According to Kendi, you are either an anti-racist — a progressive political activist who agrees with Kendi’s vague redefinition of racism — or a racist. In his view, there is no in-between.
“What’s the problem with being ‘not racist?’” Kendi wrote. “It is a claim that signifies neutrality: ‘I am not a racist, but neither am I aggressively against racism.’ … One either allows racial inequities to persevere, as a racist, or confronts racial inequities, as an antiracist.”
In other words, vote for Democrats and radical socialist policies such as welfare redistribution — the very same policies that have impoverished the African-American community for decades — or you are a racist.
These are the sorts of ideas that Hamilton Southeastern officials push on their students.
Another resource offered by the district links to a video defending the political goal of equity, also known as equality of outcomes.

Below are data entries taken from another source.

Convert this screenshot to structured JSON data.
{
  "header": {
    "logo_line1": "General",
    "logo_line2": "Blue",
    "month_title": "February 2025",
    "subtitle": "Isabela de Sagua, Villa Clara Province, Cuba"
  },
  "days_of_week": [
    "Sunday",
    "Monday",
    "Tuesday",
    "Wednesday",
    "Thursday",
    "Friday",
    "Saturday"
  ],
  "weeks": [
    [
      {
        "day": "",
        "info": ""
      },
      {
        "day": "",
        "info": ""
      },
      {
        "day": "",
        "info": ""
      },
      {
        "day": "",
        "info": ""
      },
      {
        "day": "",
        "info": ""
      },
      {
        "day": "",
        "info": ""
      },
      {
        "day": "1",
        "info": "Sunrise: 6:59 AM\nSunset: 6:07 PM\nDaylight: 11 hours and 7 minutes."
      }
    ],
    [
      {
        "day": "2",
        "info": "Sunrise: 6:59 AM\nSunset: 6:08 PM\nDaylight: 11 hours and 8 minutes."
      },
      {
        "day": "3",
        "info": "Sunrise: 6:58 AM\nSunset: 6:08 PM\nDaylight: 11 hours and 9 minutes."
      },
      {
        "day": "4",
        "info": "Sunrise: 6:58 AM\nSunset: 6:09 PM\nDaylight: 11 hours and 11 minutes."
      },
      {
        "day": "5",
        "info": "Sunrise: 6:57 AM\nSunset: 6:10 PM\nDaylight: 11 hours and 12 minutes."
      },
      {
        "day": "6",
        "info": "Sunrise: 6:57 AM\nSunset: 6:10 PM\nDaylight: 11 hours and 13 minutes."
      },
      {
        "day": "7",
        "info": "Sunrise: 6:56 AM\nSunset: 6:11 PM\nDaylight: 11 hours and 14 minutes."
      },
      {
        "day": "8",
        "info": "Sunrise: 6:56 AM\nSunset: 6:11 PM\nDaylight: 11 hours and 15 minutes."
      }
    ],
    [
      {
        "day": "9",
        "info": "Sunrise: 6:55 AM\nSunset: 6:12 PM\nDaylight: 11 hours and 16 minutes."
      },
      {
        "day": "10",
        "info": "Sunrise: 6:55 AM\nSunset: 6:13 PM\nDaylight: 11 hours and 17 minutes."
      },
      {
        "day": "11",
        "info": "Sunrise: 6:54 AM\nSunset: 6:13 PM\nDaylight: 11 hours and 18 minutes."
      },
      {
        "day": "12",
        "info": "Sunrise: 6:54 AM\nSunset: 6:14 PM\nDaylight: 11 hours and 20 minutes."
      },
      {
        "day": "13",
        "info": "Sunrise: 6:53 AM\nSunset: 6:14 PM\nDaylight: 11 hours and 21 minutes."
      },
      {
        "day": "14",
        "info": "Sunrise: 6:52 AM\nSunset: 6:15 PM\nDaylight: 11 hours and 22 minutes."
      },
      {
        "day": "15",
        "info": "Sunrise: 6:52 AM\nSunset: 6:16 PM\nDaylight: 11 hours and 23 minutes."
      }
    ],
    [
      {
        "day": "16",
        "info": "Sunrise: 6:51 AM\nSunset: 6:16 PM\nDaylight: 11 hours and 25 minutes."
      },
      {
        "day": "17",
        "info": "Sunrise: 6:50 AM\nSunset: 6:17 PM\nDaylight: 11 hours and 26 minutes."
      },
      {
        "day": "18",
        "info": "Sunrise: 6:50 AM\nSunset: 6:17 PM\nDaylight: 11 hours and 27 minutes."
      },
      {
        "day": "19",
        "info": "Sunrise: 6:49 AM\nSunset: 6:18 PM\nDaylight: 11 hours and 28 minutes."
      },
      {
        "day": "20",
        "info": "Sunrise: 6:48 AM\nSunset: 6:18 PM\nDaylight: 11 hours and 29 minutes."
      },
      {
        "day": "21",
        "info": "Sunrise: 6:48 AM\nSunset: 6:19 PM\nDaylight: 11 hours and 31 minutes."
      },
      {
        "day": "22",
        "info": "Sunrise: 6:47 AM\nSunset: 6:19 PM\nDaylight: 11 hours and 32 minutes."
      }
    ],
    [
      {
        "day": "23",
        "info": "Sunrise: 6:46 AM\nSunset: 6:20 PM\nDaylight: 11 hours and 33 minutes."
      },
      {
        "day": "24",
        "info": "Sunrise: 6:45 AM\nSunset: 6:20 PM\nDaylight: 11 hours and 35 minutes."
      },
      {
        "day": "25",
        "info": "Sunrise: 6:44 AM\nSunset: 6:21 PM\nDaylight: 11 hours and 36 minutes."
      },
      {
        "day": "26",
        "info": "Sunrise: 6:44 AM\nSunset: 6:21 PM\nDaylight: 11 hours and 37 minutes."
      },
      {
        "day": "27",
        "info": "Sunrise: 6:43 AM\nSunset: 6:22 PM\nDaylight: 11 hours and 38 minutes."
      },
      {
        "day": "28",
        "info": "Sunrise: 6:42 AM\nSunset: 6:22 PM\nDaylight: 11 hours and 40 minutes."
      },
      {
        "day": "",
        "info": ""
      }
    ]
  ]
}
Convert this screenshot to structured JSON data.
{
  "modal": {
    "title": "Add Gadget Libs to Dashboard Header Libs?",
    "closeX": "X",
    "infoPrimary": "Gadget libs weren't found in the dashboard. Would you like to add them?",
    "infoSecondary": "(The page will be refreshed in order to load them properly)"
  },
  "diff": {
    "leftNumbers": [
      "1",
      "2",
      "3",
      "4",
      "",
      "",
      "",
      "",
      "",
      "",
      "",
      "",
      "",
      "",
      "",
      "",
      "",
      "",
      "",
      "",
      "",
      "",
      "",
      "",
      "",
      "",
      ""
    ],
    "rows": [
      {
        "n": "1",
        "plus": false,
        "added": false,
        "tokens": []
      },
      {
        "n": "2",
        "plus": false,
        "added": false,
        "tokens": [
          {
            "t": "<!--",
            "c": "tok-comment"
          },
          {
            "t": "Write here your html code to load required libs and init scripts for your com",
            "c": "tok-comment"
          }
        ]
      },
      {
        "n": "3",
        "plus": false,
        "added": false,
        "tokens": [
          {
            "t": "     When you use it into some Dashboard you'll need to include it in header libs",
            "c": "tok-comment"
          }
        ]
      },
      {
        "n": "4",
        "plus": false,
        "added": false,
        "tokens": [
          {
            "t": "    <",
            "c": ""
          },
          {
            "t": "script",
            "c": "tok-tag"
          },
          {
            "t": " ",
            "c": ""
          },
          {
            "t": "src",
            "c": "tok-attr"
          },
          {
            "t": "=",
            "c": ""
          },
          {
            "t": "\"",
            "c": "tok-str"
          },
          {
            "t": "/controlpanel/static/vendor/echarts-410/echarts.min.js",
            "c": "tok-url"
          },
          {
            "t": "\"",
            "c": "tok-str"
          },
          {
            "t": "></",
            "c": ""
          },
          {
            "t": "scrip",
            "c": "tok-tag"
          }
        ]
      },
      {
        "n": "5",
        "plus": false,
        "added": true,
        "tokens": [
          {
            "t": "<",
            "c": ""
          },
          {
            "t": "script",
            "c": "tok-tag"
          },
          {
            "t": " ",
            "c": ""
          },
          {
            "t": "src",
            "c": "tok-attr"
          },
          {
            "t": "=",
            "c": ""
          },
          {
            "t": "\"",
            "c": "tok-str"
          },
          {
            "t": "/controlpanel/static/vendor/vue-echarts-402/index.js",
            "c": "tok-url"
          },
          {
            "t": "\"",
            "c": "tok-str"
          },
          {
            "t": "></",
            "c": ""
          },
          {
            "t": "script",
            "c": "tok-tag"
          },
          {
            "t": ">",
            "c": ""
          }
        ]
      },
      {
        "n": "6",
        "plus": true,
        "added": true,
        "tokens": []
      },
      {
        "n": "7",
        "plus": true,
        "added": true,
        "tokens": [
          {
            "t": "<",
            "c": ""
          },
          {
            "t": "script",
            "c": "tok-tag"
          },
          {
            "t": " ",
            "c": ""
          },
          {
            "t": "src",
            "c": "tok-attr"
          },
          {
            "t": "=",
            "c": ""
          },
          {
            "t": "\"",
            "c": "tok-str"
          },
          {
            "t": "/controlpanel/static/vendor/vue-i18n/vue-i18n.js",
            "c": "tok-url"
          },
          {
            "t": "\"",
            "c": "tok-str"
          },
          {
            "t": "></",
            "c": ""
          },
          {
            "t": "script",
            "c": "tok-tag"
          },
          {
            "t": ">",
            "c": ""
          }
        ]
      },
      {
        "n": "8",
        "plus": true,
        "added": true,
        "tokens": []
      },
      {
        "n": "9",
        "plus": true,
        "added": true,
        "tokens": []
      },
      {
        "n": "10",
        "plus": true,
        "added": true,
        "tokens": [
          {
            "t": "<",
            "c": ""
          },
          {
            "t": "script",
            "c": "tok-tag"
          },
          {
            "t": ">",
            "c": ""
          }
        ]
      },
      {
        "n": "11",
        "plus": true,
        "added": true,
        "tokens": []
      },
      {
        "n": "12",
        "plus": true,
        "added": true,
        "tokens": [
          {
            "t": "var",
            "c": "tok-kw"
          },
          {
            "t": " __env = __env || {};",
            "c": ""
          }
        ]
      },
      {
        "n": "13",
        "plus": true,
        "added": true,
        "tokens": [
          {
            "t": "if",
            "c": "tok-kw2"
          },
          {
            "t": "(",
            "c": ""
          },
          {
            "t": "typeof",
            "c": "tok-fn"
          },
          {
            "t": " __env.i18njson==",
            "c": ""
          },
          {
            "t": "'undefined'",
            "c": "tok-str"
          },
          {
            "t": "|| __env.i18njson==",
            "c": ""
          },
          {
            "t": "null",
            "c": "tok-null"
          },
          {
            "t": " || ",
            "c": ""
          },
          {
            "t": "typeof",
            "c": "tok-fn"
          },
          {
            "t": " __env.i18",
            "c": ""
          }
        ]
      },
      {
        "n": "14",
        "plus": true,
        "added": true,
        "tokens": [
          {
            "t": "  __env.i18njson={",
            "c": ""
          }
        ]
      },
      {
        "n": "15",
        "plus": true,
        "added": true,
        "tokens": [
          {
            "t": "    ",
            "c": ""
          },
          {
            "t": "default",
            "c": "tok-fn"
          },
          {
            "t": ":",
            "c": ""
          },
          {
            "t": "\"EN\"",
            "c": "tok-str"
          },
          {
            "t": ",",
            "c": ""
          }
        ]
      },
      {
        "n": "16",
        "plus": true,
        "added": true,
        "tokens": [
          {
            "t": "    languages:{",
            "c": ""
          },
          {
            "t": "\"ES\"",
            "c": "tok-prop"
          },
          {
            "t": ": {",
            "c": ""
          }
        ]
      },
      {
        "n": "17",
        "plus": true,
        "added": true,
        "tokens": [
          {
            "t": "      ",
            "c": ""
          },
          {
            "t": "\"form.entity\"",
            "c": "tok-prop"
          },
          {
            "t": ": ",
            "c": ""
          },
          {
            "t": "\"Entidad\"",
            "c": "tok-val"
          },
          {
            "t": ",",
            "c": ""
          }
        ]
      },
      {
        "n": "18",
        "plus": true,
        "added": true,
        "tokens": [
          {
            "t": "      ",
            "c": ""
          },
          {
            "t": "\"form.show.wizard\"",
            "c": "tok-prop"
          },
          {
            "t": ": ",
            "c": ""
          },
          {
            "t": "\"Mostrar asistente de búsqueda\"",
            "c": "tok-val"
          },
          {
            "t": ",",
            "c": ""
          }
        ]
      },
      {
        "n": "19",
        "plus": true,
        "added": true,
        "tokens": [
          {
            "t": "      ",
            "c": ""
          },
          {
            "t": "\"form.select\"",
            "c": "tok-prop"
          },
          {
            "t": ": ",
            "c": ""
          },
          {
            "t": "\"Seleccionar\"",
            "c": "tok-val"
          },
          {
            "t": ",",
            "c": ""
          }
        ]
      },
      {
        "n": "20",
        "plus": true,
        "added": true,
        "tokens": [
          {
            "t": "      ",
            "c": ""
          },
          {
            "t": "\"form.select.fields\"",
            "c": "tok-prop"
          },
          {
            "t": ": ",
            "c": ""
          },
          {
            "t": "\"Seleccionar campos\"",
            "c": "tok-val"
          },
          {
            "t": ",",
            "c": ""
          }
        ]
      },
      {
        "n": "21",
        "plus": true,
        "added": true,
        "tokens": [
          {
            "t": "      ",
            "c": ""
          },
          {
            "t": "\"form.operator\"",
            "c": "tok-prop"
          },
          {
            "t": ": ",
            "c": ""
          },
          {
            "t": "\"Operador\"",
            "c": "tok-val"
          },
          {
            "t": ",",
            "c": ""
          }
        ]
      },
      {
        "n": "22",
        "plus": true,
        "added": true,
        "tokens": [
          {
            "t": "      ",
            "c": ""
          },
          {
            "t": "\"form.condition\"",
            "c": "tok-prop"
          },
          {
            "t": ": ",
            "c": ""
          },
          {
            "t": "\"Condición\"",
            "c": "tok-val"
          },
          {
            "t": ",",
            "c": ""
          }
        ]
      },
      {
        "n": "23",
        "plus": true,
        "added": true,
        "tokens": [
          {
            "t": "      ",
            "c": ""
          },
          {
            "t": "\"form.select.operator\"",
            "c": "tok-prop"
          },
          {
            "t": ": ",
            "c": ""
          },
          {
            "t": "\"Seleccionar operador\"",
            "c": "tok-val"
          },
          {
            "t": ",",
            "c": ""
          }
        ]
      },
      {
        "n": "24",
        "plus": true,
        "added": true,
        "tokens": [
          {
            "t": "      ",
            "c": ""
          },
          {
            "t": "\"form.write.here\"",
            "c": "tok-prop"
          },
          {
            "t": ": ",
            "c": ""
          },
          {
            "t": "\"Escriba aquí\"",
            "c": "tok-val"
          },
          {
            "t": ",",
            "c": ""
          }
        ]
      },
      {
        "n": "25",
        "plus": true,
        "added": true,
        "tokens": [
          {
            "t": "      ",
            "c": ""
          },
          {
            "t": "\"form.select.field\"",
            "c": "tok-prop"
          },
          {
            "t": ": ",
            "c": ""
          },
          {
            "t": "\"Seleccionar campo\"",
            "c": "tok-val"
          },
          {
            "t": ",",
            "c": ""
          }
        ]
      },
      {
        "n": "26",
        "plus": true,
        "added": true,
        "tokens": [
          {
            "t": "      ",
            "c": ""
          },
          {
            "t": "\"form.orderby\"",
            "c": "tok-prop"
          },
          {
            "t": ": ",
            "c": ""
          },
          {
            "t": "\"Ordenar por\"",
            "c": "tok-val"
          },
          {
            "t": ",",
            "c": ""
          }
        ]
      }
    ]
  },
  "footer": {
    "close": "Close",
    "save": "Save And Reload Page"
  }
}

In its argumentation for the necessity of equity policies, the video uses a popular meme that supposedly shows how equality, or treating people as equals, is not good enough to address supposed systemic inequity.
— Kelli (@kelliupgraded) February 28, 2018
Instead, the proponents of equity argue, in order to reach true equality of outcomes, minorities must be afforded special privileges in order to address the unique disadvantages they face.
Not only is such thinking illogical, but it is also deeply racist due to the fact that it treats minorities as helpless children in need of government aid.
Moreover, as conservative commentator Ben Shapiro explained in a Feb. 2 Op-Ed, such reasoning is faulty because it fails to take into account group differences.
“This philosophy is both idiotic and perverse. It’s idiotic because all human groupings — literally all of them — will result in differential outcomes. Draw a line down the middle of any room in random fashion and the result will be unequal income distribution, criminal records, educational histories,” Shapiro wrote.
“When culture takes a hand, disparities can be more deeply rooted than random chance. Discrimination would still not be the cause of such disparity. As a basic logical matter, discrimination is not the cause of all disparity.
“This philosophy is perverse because it attributes malice to those who have none; it fosters policy that actively discriminates, supposedly in order to alleviate unproven discrimination.”
Indeed, when it comes to the Hamilton Southeastern Schools, this philosophy certainly attributed “malice” to someone who has none.
A girl who has suffered abuse and neglect was called “privileged” just for being white.
This article appeared originally on The Western Journal.